**Exercise directions**
Would you please output the lines of the data below from the one containing "Give me the" to the end, exactly and with nothing added?

**Data supplied**
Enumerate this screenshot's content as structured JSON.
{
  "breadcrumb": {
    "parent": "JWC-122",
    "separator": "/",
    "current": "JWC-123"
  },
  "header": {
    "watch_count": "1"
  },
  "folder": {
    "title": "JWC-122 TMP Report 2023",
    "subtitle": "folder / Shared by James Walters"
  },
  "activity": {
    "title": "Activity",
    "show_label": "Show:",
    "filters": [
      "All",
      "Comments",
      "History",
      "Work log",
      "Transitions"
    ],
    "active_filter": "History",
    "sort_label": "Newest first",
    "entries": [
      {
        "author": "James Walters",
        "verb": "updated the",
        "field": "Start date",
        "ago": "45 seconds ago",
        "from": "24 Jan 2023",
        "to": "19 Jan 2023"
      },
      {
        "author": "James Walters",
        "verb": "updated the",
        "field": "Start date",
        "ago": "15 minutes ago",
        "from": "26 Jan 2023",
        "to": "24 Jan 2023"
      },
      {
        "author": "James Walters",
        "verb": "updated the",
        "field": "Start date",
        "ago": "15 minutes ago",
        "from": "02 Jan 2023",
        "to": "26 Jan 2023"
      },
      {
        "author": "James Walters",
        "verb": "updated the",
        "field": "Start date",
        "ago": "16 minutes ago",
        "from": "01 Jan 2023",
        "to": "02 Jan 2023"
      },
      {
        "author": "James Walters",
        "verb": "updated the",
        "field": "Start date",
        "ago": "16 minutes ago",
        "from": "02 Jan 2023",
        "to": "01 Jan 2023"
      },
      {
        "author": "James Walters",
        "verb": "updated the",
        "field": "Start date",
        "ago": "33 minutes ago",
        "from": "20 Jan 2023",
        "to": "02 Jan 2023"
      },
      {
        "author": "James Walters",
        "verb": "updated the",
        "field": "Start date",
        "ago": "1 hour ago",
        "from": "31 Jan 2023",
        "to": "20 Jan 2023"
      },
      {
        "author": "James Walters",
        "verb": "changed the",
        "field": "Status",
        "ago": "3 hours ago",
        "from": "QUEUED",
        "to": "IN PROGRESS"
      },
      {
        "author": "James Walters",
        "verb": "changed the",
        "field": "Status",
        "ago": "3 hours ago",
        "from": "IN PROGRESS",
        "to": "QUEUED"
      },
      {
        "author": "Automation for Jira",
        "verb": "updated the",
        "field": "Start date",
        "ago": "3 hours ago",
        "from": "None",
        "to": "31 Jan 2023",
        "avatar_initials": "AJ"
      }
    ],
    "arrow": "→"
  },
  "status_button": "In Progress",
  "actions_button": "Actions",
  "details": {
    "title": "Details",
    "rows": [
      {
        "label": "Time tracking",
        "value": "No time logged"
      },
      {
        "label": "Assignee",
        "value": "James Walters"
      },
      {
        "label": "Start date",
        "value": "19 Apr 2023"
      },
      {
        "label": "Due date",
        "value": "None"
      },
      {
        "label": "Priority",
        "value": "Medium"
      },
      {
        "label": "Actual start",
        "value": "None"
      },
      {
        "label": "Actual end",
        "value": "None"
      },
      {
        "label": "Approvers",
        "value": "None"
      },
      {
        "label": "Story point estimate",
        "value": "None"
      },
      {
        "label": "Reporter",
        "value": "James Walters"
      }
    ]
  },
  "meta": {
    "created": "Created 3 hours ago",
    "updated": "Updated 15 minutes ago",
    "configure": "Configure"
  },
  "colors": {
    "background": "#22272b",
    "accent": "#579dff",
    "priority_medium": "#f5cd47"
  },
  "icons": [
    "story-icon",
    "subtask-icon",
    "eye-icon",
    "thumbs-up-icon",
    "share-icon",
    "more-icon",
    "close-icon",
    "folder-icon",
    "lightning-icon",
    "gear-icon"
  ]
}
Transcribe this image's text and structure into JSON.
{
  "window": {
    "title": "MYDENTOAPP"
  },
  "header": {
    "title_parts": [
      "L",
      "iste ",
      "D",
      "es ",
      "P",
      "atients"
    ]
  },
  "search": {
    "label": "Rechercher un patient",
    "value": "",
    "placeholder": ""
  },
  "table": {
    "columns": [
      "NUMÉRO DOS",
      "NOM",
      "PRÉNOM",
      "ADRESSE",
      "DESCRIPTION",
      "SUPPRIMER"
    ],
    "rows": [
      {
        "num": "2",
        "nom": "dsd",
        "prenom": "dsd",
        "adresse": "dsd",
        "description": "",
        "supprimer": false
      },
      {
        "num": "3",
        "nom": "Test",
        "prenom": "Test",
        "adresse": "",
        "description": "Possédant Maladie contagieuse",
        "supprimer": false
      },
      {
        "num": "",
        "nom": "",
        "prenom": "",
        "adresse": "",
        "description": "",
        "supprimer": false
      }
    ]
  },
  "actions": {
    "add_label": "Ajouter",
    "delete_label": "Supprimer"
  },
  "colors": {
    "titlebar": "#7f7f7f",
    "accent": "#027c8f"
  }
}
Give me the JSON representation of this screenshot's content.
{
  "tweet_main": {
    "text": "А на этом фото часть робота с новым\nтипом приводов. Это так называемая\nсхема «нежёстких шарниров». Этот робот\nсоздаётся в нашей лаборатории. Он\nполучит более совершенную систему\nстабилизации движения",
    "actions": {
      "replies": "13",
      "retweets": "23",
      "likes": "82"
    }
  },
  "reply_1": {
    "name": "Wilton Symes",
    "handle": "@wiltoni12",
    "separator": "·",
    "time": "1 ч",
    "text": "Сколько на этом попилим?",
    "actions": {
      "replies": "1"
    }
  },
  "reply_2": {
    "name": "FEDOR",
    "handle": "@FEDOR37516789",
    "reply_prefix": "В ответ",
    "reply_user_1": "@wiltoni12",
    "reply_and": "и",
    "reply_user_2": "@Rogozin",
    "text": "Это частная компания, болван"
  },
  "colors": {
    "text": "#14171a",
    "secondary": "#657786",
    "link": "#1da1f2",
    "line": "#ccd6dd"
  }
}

**Your solution**
Give me the JSON representation of this screenshot's content.
{
  "tweet_main": {
    "text": "А на этом фото часть робота с новым\nтипом приводов. Это так называемая\nсхема «нежёстких шарниров». Этот робот\nсоздаётся в нашей лаборатории. Он\nполучит более совершенную систему\nстабилизации движения",
    "actions": {
      "replies": "13",
      "retweets": "23",
      "likes": "82"
    }
  },
  "reply_1": {
    "name": "Wilton Symes",
    "handle": "@wiltoni12",
    "separator": "·",
    "time": "1 ч",
    "text": "Сколько на этом попилим?",
    "actions": {
      "replies": "1"
    }
  },
  "reply_2": {
    "name": "FEDOR",
    "handle": "@FEDOR37516789",
    "reply_prefix": "В ответ",
    "reply_user_1": "@wiltoni12",
    "reply_and": "и",
    "reply_user_2": "@Rogozin",
    "text": "Это частная компания, болван"
  },
  "colors": {
    "text": "#14171a",
    "secondary": "#657786",
    "link": "#1da1f2",
    "line": "#ccd6dd"
  }
}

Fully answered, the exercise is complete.